[Problem to work on] Without any of the pictures, set down the data below exactly.

[Excerpts from an interface dataset]
= = = = = = =

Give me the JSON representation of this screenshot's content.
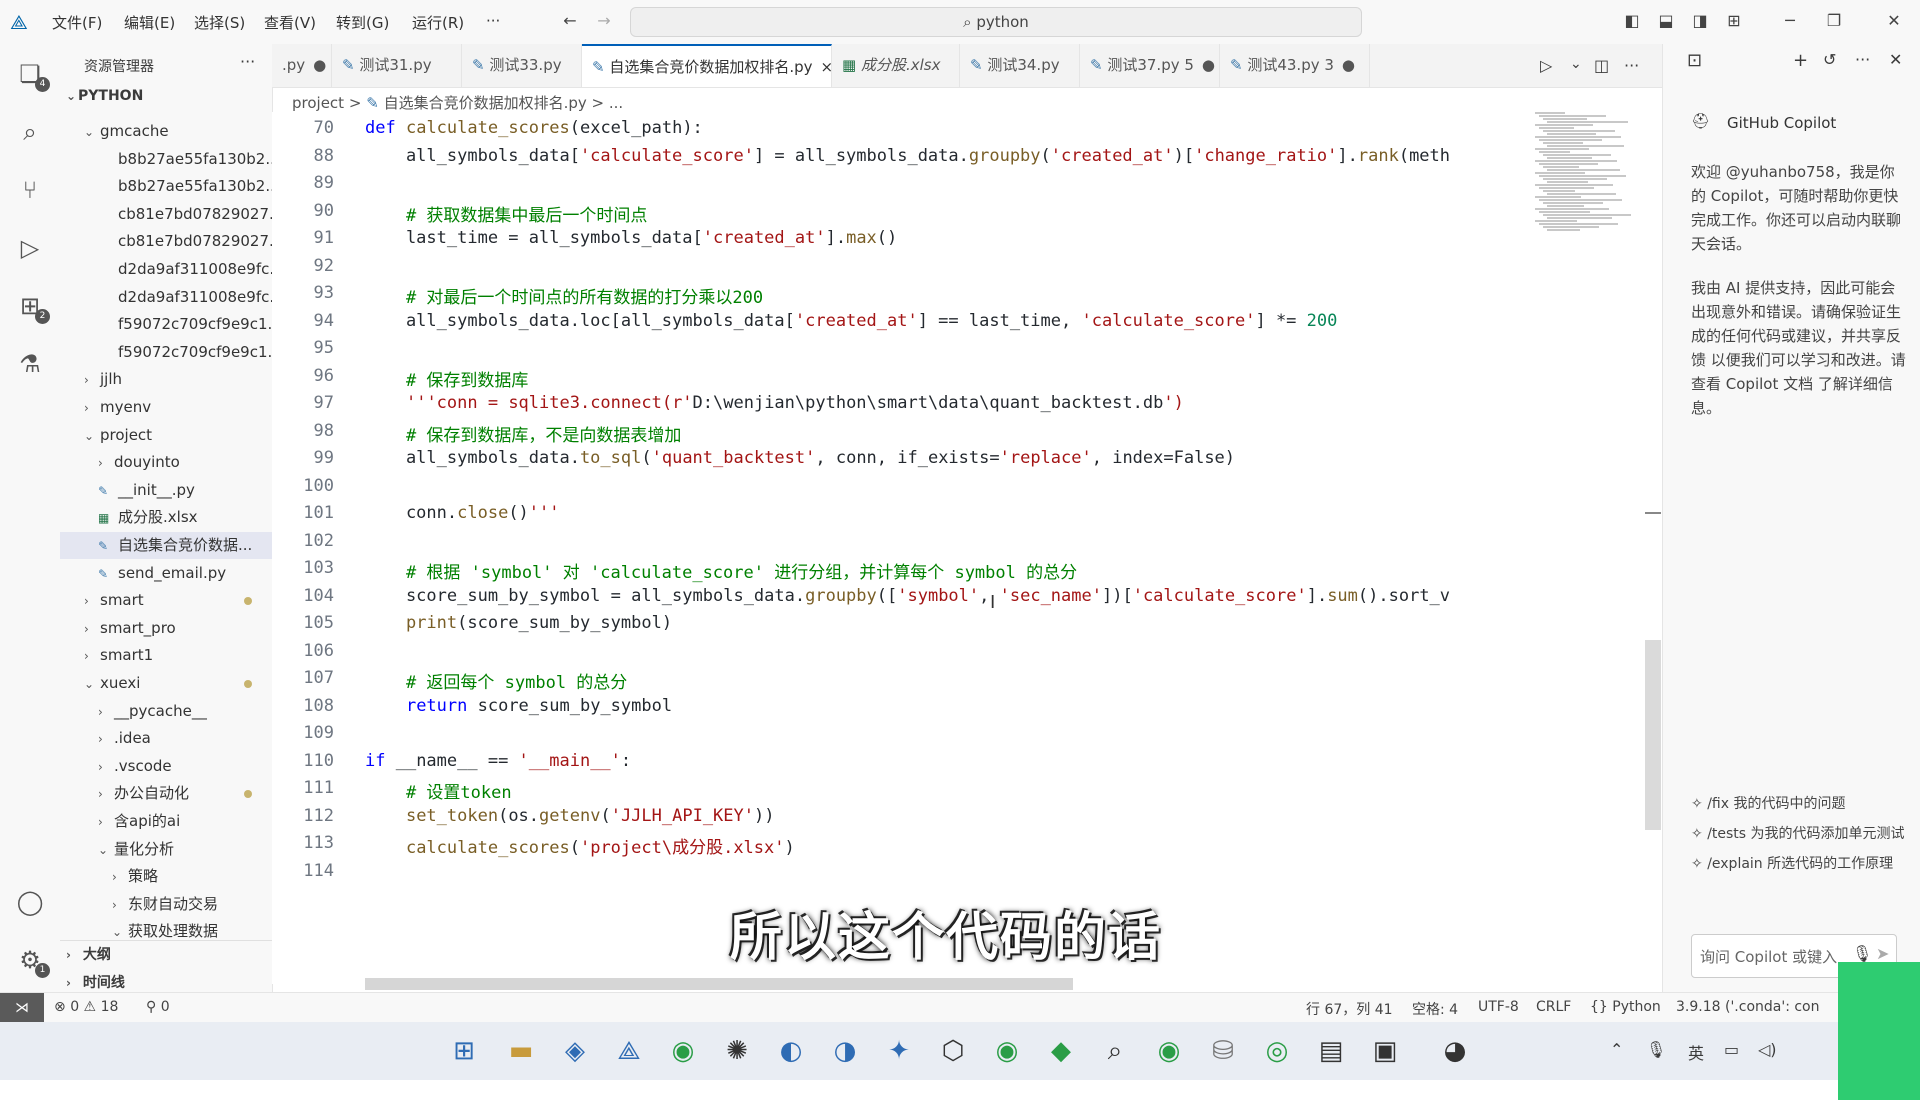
{
  "menu": [
    "文件(F)",
    "编辑(E)",
    "选择(S)",
    "查看(V)",
    "转到(G)",
    "运行(R)",
    "···"
  ],
  "search": {
    "value": "python"
  },
  "sidebar": {
    "title": "资源管理器",
    "root": "PYTHON",
    "rows": [
      {
        "label": "gmcache",
        "kind": "folder-open",
        "indent": 1
      },
      {
        "label": "b8b27ae55fa130b2...",
        "kind": "file",
        "indent": 2
      },
      {
        "label": "b8b27ae55fa130b2...",
        "kind": "file",
        "indent": 2
      },
      {
        "label": "cb81e7bd07829027...",
        "kind": "file",
        "indent": 2
      },
      {
        "label": "cb81e7bd07829027...",
        "kind": "file",
        "indent": 2
      },
      {
        "label": "d2da9af311008e9fc...",
        "kind": "file",
        "indent": 2
      },
      {
        "label": "d2da9af311008e9fc...",
        "kind": "file",
        "indent": 2
      },
      {
        "label": "f59072c709cf9e9c1...",
        "kind": "file",
        "indent": 2
      },
      {
        "label": "f59072c709cf9e9c1...",
        "kind": "file",
        "indent": 2
      },
      {
        "label": "jjlh",
        "kind": "folder",
        "indent": 1
      },
      {
        "label": "myenv",
        "kind": "folder",
        "indent": 1
      },
      {
        "label": "project",
        "kind": "folder-open",
        "indent": 1
      },
      {
        "label": "douyinto",
        "kind": "folder",
        "indent": 2
      },
      {
        "label": "__init__.py",
        "kind": "py",
        "indent": 2
      },
      {
        "label": "成分股.xlsx",
        "kind": "xlsx",
        "indent": 2
      },
      {
        "label": "自选集合竞价数据...",
        "kind": "py",
        "indent": 2,
        "selected": true
      },
      {
        "label": "send_email.py",
        "kind": "py",
        "indent": 2
      },
      {
        "label": "smart",
        "kind": "folder",
        "indent": 1,
        "dot": true
      },
      {
        "label": "smart_pro",
        "kind": "folder",
        "indent": 1
      },
      {
        "label": "smart1",
        "kind": "folder",
        "indent": 1
      },
      {
        "label": "xuexi",
        "kind": "folder-open",
        "indent": 1,
        "dot": true
      },
      {
        "label": "__pycache__",
        "kind": "folder",
        "indent": 2
      },
      {
        "label": ".idea",
        "kind": "folder",
        "indent": 2
      },
      {
        "label": ".vscode",
        "kind": "folder",
        "indent": 2
      },
      {
        "label": "办公自动化",
        "kind": "folder",
        "indent": 2,
        "dot": true
      },
      {
        "label": "含api的ai",
        "kind": "folder",
        "indent": 2
      },
      {
        "label": "量化分析",
        "kind": "folder-open",
        "indent": 2
      },
      {
        "label": "策略",
        "kind": "folder",
        "indent": 3
      },
      {
        "label": "东财自动交易",
        "kind": "folder",
        "indent": 3
      },
      {
        "label": "获取处理数据",
        "kind": "folder-open",
        "indent": 3
      }
    ],
    "outline": "大纲",
    "timeline": "时间线"
  },
  "tabs": [
    {
      "label": ".py",
      "mark": "●"
    },
    {
      "label": "测试31.py",
      "mark": ""
    },
    {
      "label": "测试33.py",
      "mark": ""
    },
    {
      "label": "自选集合竞价数据加权排名.py",
      "mark": "×",
      "active": true
    },
    {
      "label": "成分股.xlsx",
      "mark": ""
    },
    {
      "label": "测试34.py",
      "mark": ""
    },
    {
      "label": "测试37.py 5",
      "mark": "●"
    },
    {
      "label": "测试43.py 3",
      "mark": "●"
    }
  ],
  "breadcrumb": {
    "part1": "project",
    "sep": ">",
    "part2": "自选集合竞价数据加权排名.py",
    "part3": "> ..."
  },
  "code_lines": [
    {
      "n": "70",
      "t": "def calculate_scores(excel_path):"
    },
    {
      "n": "88",
      "t": "    all_symbols_data['calculate_score'] = all_symbols_data.groupby('created_at')['change_ratio'].rank(meth"
    },
    {
      "n": "89",
      "t": ""
    },
    {
      "n": "90",
      "t": "    # 获取数据集中最后一个时间点"
    },
    {
      "n": "91",
      "t": "    last_time = all_symbols_data['created_at'].max()"
    },
    {
      "n": "92",
      "t": ""
    },
    {
      "n": "93",
      "t": "    # 对最后一个时间点的所有数据的打分乘以200"
    },
    {
      "n": "94",
      "t": "    all_symbols_data.loc[all_symbols_data['created_at'] == last_time, 'calculate_score'] *= 200"
    },
    {
      "n": "95",
      "t": ""
    },
    {
      "n": "96",
      "t": "    # 保存到数据库"
    },
    {
      "n": "97",
      "t": "    '''conn = sqlite3.connect(r'D:\\wenjian\\python\\smart\\data\\quant_backtest.db')"
    },
    {
      "n": "98",
      "t": "    # 保存到数据库，不是向数据表增加"
    },
    {
      "n": "99",
      "t": "    all_symbols_data.to_sql('quant_backtest', conn, if_exists='replace', index=False)"
    },
    {
      "n": "100",
      "t": ""
    },
    {
      "n": "101",
      "t": "    conn.close()'''"
    },
    {
      "n": "102",
      "t": ""
    },
    {
      "n": "103",
      "t": "    # 根据 'symbol' 对 'calculate_score' 进行分组，并计算每个 symbol 的总分"
    },
    {
      "n": "104",
      "t": "    score_sum_by_symbol = all_symbols_data.groupby(['symbol', 'sec_name'])['calculate_score'].sum().sort_v"
    },
    {
      "n": "105",
      "t": "    print(score_sum_by_symbol)"
    },
    {
      "n": "106",
      "t": ""
    },
    {
      "n": "107",
      "t": "    # 返回每个 symbol 的总分"
    },
    {
      "n": "108",
      "t": "    return score_sum_by_symbol"
    },
    {
      "n": "109",
      "t": ""
    },
    {
      "n": "110",
      "t": "if __name__ == '__main__':"
    },
    {
      "n": "111",
      "t": "    # 设置token"
    },
    {
      "n": "112",
      "t": "    set_token(os.getenv('JJLH_API_KEY'))"
    },
    {
      "n": "113",
      "t": "    calculate_scores('project\\成分股.xlsx')"
    },
    {
      "n": "114",
      "t": ""
    }
  ],
  "copilot": {
    "title": "GitHub Copilot",
    "welcome": "欢迎 @yuhanbo758，我是你的 Copilot，可随时帮助你更快完成工作。你还可以启动内联聊天会话。",
    "disclaimer": "我由 AI 提供支持，因此可能会出现意外和错误。请确保验证生成的任何代码或建议，并共享反馈 以便我们可以学习和改进。请查看 Copilot 文档 了解详细信息。",
    "suggestions": [
      "/fix 我的代码中的问题",
      "/tests 为我的代码添加单元测试",
      "/explain 所选代码的工作原理"
    ],
    "input_placeholder": "询问 Copilot 或键入"
  },
  "caption": "所以这个代码的话",
  "status": {
    "errors": "0",
    "warnings": "18",
    "ports": "0",
    "position": "行 67，列 41",
    "spaces": "空格: 4",
    "encoding": "UTF-8",
    "eol": "CRLF",
    "language": "Python",
    "interpreter": "3.9.18 ('.conda': con"
  },
  "taskbar": {
    "ime": "英"
  },
  "colors": {
    "accent": "#005fb8",
    "keyword": "#0000ff",
    "string": "#a31515",
    "comment": "#008000"
  }
}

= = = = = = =

[Finished exercise]
Give me the JSON representation of this screenshot's content.
{
  "menu": [
    "文件(F)",
    "编辑(E)",
    "选择(S)",
    "查看(V)",
    "转到(G)",
    "运行(R)",
    "···"
  ],
  "search": {
    "value": "python"
  },
  "sidebar": {
    "title": "资源管理器",
    "root": "PYTHON",
    "rows": [
      {
        "label": "gmcache",
        "kind": "folder-open",
        "indent": 1
      },
      {
        "label": "b8b27ae55fa130b2...",
        "kind": "file",
        "indent": 2
      },
      {
        "label": "b8b27ae55fa130b2...",
        "kind": "file",
        "indent": 2
      },
      {
        "label": "cb81e7bd07829027...",
        "kind": "file",
        "indent": 2
      },
      {
        "label": "cb81e7bd07829027...",
        "kind": "file",
        "indent": 2
      },
      {
        "label": "d2da9af311008e9fc...",
        "kind": "file",
        "indent": 2
      },
      {
        "label": "d2da9af311008e9fc...",
        "kind": "file",
        "indent": 2
      },
      {
        "label": "f59072c709cf9e9c1...",
        "kind": "file",
        "indent": 2
      },
      {
        "label": "f59072c709cf9e9c1...",
        "kind": "file",
        "indent": 2
      },
      {
        "label": "jjlh",
        "kind": "folder",
        "indent": 1
      },
      {
        "label": "myenv",
        "kind": "folder",
        "indent": 1
      },
      {
        "label": "project",
        "kind": "folder-open",
        "indent": 1
      },
      {
        "label": "douyinto",
        "kind": "folder",
        "indent": 2
      },
      {
        "label": "__init__.py",
        "kind": "py",
        "indent": 2
      },
      {
        "label": "成分股.xlsx",
        "kind": "xlsx",
        "indent": 2
      },
      {
        "label": "自选集合竞价数据...",
        "kind": "py",
        "indent": 2,
        "selected": true
      },
      {
        "label": "send_email.py",
        "kind": "py",
        "indent": 2
      },
      {
        "label": "smart",
        "kind": "folder",
        "indent": 1,
        "dot": true
      },
      {
        "label": "smart_pro",
        "kind": "folder",
        "indent": 1
      },
      {
        "label": "smart1",
        "kind": "folder",
        "indent": 1
      },
      {
        "label": "xuexi",
        "kind": "folder-open",
        "indent": 1,
        "dot": true
      },
      {
        "label": "__pycache__",
        "kind": "folder",
        "indent": 2
      },
      {
        "label": ".idea",
        "kind": "folder",
        "indent": 2
      },
      {
        "label": ".vscode",
        "kind": "folder",
        "indent": 2
      },
      {
        "label": "办公自动化",
        "kind": "folder",
        "indent": 2,
        "dot": true
      },
      {
        "label": "含api的ai",
        "kind": "folder",
        "indent": 2
      },
      {
        "label": "量化分析",
        "kind": "folder-open",
        "indent": 2
      },
      {
        "label": "策略",
        "kind": "folder",
        "indent": 3
      },
      {
        "label": "东财自动交易",
        "kind": "folder",
        "indent": 3
      },
      {
        "label": "获取处理数据",
        "kind": "folder-open",
        "indent": 3
      }
    ],
    "outline": "大纲",
    "timeline": "时间线"
  },
  "tabs": [
    {
      "label": ".py",
      "mark": "●"
    },
    {
      "label": "测试31.py",
      "mark": ""
    },
    {
      "label": "测试33.py",
      "mark": ""
    },
    {
      "label": "自选集合竞价数据加权排名.py",
      "mark": "×",
      "active": true
    },
    {
      "label": "成分股.xlsx",
      "mark": ""
    },
    {
      "label": "测试34.py",
      "mark": ""
    },
    {
      "label": "测试37.py 5",
      "mark": "●"
    },
    {
      "label": "测试43.py 3",
      "mark": "●"
    }
  ],
  "breadcrumb": {
    "part1": "project",
    "sep": ">",
    "part2": "自选集合竞价数据加权排名.py",
    "part3": "> ..."
  },
  "code_lines": [
    {
      "n": "70",
      "t": "def calculate_scores(excel_path):"
    },
    {
      "n": "88",
      "t": "    all_symbols_data['calculate_score'] = all_symbols_data.groupby('created_at')['change_ratio'].rank(meth"
    },
    {
      "n": "89",
      "t": ""
    },
    {
      "n": "90",
      "t": "    # 获取数据集中最后一个时间点"
    },
    {
      "n": "91",
      "t": "    last_time = all_symbols_data['created_at'].max()"
    },
    {
      "n": "92",
      "t": ""
    },
    {
      "n": "93",
      "t": "    # 对最后一个时间点的所有数据的打分乘以200"
    },
    {
      "n": "94",
      "t": "    all_symbols_data.loc[all_symbols_data['created_at'] == last_time, 'calculate_score'] *= 200"
    },
    {
      "n": "95",
      "t": ""
    },
    {
      "n": "96",
      "t": "    # 保存到数据库"
    },
    {
      "n": "97",
      "t": "    '''conn = sqlite3.connect(r'D:\\wenjian\\python\\smart\\data\\quant_backtest.db')"
    },
    {
      "n": "98",
      "t": "    # 保存到数据库，不是向数据表增加"
    },
    {
      "n": "99",
      "t": "    all_symbols_data.to_sql('quant_backtest', conn, if_exists='replace', index=False)"
    },
    {
      "n": "100",
      "t": ""
    },
    {
      "n": "101",
      "t": "    conn.close()'''"
    },
    {
      "n": "102",
      "t": ""
    },
    {
      "n": "103",
      "t": "    # 根据 'symbol' 对 'calculate_score' 进行分组，并计算每个 symbol 的总分"
    },
    {
      "n": "104",
      "t": "    score_sum_by_symbol = all_symbols_data.groupby(['symbol', 'sec_name'])['calculate_score'].sum().sort_v"
    },
    {
      "n": "105",
      "t": "    print(score_sum_by_symbol)"
    },
    {
      "n": "106",
      "t": ""
    },
    {
      "n": "107",
      "t": "    # 返回每个 symbol 的总分"
    },
    {
      "n": "108",
      "t": "    return score_sum_by_symbol"
    },
    {
      "n": "109",
      "t": ""
    },
    {
      "n": "110",
      "t": "if __name__ == '__main__':"
    },
    {
      "n": "111",
      "t": "    # 设置token"
    },
    {
      "n": "112",
      "t": "    set_token(os.getenv('JJLH_API_KEY'))"
    },
    {
      "n": "113",
      "t": "    calculate_scores('project\\成分股.xlsx')"
    },
    {
      "n": "114",
      "t": ""
    }
  ],
  "copilot": {
    "title": "GitHub Copilot",
    "welcome": "欢迎 @yuhanbo758，我是你的 Copilot，可随时帮助你更快完成工作。你还可以启动内联聊天会话。",
    "disclaimer": "我由 AI 提供支持，因此可能会出现意外和错误。请确保验证生成的任何代码或建议，并共享反馈 以便我们可以学习和改进。请查看 Copilot 文档 了解详细信息。",
    "suggestions": [
      "/fix 我的代码中的问题",
      "/tests 为我的代码添加单元测试",
      "/explain 所选代码的工作原理"
    ],
    "input_placeholder": "询问 Copilot 或键入"
  },
  "caption": "所以这个代码的话",
  "status": {
    "errors": "0",
    "warnings": "18",
    "ports": "0",
    "position": "行 67，列 41",
    "spaces": "空格: 4",
    "encoding": "UTF-8",
    "eol": "CRLF",
    "language": "Python",
    "interpreter": "3.9.18 ('.conda': con"
  },
  "taskbar": {
    "ime": "英"
  },
  "colors": {
    "accent": "#005fb8",
    "keyword": "#0000ff",
    "string": "#a31515",
    "comment": "#008000"
  }
}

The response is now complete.